BEGIN Data under study
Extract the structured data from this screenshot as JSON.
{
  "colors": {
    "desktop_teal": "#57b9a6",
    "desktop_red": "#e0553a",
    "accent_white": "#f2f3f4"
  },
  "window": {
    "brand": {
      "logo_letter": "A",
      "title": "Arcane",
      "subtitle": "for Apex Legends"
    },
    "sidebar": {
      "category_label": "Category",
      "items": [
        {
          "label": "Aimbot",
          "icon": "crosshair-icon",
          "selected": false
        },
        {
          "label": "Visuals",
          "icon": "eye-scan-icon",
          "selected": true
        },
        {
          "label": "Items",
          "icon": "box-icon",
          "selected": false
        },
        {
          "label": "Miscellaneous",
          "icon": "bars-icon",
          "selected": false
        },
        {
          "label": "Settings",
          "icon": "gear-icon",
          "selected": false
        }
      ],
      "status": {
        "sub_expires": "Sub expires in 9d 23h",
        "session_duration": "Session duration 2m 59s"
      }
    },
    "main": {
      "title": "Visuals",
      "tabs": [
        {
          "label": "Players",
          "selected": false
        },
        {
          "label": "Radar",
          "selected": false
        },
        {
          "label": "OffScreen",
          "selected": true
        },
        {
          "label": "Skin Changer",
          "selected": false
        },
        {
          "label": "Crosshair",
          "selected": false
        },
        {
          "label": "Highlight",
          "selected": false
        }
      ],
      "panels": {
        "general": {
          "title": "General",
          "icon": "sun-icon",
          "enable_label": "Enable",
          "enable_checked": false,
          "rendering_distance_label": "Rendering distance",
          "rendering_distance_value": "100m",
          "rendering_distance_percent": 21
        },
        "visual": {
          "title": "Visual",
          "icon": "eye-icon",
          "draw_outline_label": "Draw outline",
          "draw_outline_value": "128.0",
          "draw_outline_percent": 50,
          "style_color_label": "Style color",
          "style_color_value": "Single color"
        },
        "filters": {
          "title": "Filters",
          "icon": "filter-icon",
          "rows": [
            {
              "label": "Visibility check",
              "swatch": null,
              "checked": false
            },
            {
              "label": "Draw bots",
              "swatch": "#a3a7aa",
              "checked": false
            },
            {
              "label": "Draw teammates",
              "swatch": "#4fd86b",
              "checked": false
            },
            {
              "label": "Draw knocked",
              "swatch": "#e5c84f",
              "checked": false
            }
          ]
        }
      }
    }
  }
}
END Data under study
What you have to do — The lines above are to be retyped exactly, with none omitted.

Expected answer —
Extract the structured data from this screenshot as JSON.
{
  "colors": {
    "desktop_teal": "#57b9a6",
    "desktop_red": "#e0553a",
    "accent_white": "#f2f3f4"
  },
  "window": {
    "brand": {
      "logo_letter": "A",
      "title": "Arcane",
      "subtitle": "for Apex Legends"
    },
    "sidebar": {
      "category_label": "Category",
      "items": [
        {
          "label": "Aimbot",
          "icon": "crosshair-icon",
          "selected": false
        },
        {
          "label": "Visuals",
          "icon": "eye-scan-icon",
          "selected": true
        },
        {
          "label": "Items",
          "icon": "box-icon",
          "selected": false
        },
        {
          "label": "Miscellaneous",
          "icon": "bars-icon",
          "selected": false
        },
        {
          "label": "Settings",
          "icon": "gear-icon",
          "selected": false
        }
      ],
      "status": {
        "sub_expires": "Sub expires in 9d 23h",
        "session_duration": "Session duration 2m 59s"
      }
    },
    "main": {
      "title": "Visuals",
      "tabs": [
        {
          "label": "Players",
          "selected": false
        },
        {
          "label": "Radar",
          "selected": false
        },
        {
          "label": "OffScreen",
          "selected": true
        },
        {
          "label": "Skin Changer",
          "selected": false
        },
        {
          "label": "Crosshair",
          "selected": false
        },
        {
          "label": "Highlight",
          "selected": false
        }
      ],
      "panels": {
        "general": {
          "title": "General",
          "icon": "sun-icon",
          "enable_label": "Enable",
          "enable_checked": false,
          "rendering_distance_label": "Rendering distance",
          "rendering_distance_value": "100m",
          "rendering_distance_percent": 21
        },
        "visual": {
          "title": "Visual",
          "icon": "eye-icon",
          "draw_outline_label": "Draw outline",
          "draw_outline_value": "128.0",
          "draw_outline_percent": 50,
          "style_color_label": "Style color",
          "style_color_value": "Single color"
        },
        "filters": {
          "title": "Filters",
          "icon": "filter-icon",
          "rows": [
            {
              "label": "Visibility check",
              "swatch": null,
              "checked": false
            },
            {
              "label": "Draw bots",
              "swatch": "#a3a7aa",
              "checked": false
            },
            {
              "label": "Draw teammates",
              "swatch": "#4fd86b",
              "checked": false
            },
            {
              "label": "Draw knocked",
              "swatch": "#e5c84f",
              "checked": false
            }
          ]
        }
      }
    }
  }
}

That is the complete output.